- n. Specifically, with reference to the north western tribes of the Indians of North America, a stroke that captures the weapon or horse of an enemy; hence, victory over an enemy.
- n. A coup d'état; a stroke of policy. See below.
- n. Specifically— Milit., that talent for rapid observation and generalization by which an officer is enabled by a glance to estimate the advantages and disadvantages of a field of battle for attack and defense, and thus to post his troops without delay so as to make the most of it.
- n. A stroke; a brilliant play; in banking games the decision of all the bets by one event.
from WordNet 3.0 Copyright 2006 by Princeton University. All rights reserved.
- n. a brilliant and notable success
- n. a sudden and decisive change of government illegally or by force
Commenting on the activities of PKI chairman Aidit in Central Java immediately after the coup, it notes that he warned subordinates: at all costs not to allow the PKI to be provoked into violent action he told the people who assembled to hear him that there must be no demonstration of support for the coup .
Thanks for the lecture on the use of the term coup d'état and it's synonym "take-over".
He told supporters at a rally in the capital, Sana'a, his government had turned down what he called a "coup" against his country's constitution and democracy.
President Ali Abdullah Saleh told supporters his government had rejected what he called a "coup" against his country's constitution and democracy.

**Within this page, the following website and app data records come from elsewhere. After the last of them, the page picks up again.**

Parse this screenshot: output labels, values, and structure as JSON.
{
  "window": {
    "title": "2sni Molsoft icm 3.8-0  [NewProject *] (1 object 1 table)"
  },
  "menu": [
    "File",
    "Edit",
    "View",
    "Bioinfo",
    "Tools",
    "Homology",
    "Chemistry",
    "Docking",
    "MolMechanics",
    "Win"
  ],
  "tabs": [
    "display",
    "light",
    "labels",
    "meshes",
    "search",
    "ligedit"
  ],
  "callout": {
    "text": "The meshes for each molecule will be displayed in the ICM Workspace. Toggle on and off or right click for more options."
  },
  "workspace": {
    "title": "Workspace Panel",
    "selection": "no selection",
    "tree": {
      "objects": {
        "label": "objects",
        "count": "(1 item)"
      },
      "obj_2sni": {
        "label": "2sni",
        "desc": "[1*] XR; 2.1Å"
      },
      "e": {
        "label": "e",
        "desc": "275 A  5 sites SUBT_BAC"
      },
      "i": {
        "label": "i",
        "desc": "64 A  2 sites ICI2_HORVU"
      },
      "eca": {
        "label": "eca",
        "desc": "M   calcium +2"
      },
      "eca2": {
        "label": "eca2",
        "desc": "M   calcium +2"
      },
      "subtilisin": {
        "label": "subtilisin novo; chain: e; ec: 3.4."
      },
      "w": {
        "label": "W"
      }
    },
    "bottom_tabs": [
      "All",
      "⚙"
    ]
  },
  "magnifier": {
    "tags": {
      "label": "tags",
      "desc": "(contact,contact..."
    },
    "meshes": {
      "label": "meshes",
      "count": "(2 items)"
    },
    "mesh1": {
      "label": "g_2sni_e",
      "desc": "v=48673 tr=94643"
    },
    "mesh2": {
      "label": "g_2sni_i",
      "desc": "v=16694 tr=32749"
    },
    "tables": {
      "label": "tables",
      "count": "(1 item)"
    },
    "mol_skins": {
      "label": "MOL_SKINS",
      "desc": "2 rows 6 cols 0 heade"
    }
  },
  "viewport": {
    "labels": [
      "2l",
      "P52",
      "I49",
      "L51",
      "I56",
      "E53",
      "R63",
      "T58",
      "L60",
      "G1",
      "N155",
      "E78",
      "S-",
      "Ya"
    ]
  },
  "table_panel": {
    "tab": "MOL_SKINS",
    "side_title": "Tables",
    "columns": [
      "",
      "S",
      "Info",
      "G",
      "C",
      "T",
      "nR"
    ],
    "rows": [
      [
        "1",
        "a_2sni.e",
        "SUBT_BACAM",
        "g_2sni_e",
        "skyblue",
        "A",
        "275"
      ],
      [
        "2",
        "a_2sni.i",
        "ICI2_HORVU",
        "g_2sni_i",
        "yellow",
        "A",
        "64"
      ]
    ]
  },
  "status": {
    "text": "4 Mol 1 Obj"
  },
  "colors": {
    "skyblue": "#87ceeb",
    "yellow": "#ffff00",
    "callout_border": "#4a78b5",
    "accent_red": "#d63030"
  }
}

Ramey Wine Cellars A NUANCED VISION | Hyde Vineyards in Napa, source of a great Ramey Chardonnay David Ramey was driving on a dusty road through the land of tequila and mezcal when he had what he describes as his "coup de foudre"—otherwise known as his road-to-Mexicali moment—and realized, improbably, that he wanted to make wine.
Palestinian President Mahmoud Abbas orders counterblows against what he calls a coup attempt.
Opposition parties said they were continuing plans to hold a peaceful march in Lome Saturday to protest what they called a coup d'etat.
BLITZER: Do you agree or disagree with Congressman Charlie Rangel, who earlier today said: By this policy over the last few days, in effectively telling Aristide to leave, the U.S. was participating in what he called a coup d'etat against an elected, democratic official in Haiti?
Others turned up their forked ends, which we call coup de ladle.
At about the same time Jefferson received what he called his coup de grace.